An awesome post over at the great Creating Passionate Users blog on how change is vital to people and organizations (duh) but how we are hard wired in our brains to resist change. The way to overcome this challenge is to introduce positive, intrinsic emotions instead of relying on simple logic or facts. This resonates with me. I’ll be at a party and a peer from school will be smoking a cigarette. I will ask him, “Are you nuts?” I’ve never understood teens who start smoking a cigarette or two a day and think they’ll just quit in a year.
For so many years, we thought of emotions as something to be down played, poo-poo’d. We thought: hey, we’re human beings with a big brain, using our logic we can live better lives. Now we know better: emotions are key to learning, memory, decision making, and to changing our behavior.
Facts don’t really make a huge difference in people’s behavior. I think this is surprising to people because we believe, intellectually, that knowing a fact (e.g. smoking is bad for you) should be enough to change your behavior. But it’s not! Proof positive: we’ve known for years that smoking is really bad for you, but people do it anyway. Facts are interpreted within a frame, as the article calls it. This frame is the existing structure and wiring of our brains.
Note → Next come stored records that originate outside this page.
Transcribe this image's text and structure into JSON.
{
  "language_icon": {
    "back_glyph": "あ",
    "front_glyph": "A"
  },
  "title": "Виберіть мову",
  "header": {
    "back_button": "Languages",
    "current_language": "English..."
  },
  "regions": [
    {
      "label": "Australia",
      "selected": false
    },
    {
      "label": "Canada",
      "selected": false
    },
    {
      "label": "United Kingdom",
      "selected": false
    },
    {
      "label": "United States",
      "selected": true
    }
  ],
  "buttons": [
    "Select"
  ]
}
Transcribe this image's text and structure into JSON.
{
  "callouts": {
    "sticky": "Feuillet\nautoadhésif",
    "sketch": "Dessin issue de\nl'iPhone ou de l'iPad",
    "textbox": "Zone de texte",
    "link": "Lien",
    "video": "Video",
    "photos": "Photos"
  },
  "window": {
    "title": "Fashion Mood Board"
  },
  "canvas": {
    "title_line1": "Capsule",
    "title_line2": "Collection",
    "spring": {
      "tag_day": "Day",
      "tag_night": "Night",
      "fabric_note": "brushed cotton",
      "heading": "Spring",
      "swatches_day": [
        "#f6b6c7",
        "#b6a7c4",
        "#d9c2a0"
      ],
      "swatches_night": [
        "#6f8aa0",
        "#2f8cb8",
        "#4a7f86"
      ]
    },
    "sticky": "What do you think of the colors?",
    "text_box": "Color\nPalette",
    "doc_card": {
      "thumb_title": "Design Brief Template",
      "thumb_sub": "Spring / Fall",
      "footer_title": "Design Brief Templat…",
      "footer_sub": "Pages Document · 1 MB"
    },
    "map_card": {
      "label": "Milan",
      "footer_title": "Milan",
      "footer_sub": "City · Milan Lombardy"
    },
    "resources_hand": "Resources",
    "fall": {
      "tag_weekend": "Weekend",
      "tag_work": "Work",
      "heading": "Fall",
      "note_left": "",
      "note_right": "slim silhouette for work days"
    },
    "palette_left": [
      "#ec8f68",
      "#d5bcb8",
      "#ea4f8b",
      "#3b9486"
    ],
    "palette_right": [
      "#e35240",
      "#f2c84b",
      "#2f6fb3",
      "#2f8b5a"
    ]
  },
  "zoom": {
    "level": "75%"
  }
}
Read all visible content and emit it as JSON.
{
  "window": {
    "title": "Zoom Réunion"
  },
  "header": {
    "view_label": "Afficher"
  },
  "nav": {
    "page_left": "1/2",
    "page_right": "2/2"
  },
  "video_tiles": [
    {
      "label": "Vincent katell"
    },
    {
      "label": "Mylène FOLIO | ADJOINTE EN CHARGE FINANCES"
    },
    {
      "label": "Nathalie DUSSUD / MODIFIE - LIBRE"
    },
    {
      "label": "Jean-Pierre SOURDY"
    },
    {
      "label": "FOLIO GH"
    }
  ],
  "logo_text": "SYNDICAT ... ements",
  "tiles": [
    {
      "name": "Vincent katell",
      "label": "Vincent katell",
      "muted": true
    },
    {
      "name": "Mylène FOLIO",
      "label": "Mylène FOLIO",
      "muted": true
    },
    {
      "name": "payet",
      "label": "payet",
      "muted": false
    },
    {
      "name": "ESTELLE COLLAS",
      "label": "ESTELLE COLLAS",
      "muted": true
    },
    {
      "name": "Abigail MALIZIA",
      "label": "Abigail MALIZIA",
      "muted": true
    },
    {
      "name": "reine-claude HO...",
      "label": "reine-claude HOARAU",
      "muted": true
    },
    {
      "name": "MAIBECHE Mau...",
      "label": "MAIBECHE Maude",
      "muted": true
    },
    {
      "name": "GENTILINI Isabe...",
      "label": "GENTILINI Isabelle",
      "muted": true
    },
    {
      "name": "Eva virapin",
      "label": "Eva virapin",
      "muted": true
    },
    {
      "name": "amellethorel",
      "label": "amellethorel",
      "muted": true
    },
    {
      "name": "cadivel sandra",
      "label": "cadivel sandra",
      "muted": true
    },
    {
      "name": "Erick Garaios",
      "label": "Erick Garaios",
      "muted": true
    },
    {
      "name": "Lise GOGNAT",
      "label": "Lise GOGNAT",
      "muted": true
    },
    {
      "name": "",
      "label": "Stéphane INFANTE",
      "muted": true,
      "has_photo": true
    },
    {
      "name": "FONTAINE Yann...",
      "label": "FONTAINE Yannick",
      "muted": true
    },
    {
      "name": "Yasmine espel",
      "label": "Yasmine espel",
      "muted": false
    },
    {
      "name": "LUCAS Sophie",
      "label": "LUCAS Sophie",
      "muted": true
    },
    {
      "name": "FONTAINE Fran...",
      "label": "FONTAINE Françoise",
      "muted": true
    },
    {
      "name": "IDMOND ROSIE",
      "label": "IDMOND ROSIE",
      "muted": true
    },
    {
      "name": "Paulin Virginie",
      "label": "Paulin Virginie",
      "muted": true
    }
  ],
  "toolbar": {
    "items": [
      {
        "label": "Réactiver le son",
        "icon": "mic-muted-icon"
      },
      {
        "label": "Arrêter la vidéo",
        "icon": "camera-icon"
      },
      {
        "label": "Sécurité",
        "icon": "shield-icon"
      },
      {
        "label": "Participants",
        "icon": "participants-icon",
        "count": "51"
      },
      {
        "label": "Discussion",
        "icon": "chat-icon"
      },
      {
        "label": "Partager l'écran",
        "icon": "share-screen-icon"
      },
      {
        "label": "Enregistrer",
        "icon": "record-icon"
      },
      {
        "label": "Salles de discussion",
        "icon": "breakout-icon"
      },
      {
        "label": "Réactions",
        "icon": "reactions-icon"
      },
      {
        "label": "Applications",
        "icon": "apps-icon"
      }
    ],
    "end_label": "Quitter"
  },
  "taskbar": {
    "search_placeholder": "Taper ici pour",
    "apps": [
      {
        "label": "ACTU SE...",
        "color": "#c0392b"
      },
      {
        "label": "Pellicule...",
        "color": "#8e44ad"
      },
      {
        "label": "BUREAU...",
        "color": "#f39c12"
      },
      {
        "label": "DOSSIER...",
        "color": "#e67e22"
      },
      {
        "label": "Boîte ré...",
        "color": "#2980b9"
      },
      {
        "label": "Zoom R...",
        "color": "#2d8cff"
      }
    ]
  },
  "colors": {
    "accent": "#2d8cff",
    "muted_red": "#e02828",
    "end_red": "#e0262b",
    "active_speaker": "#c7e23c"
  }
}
If we are told a fact that doesn’t fit in with that frame, then we simply ignore it or choose not to believe it.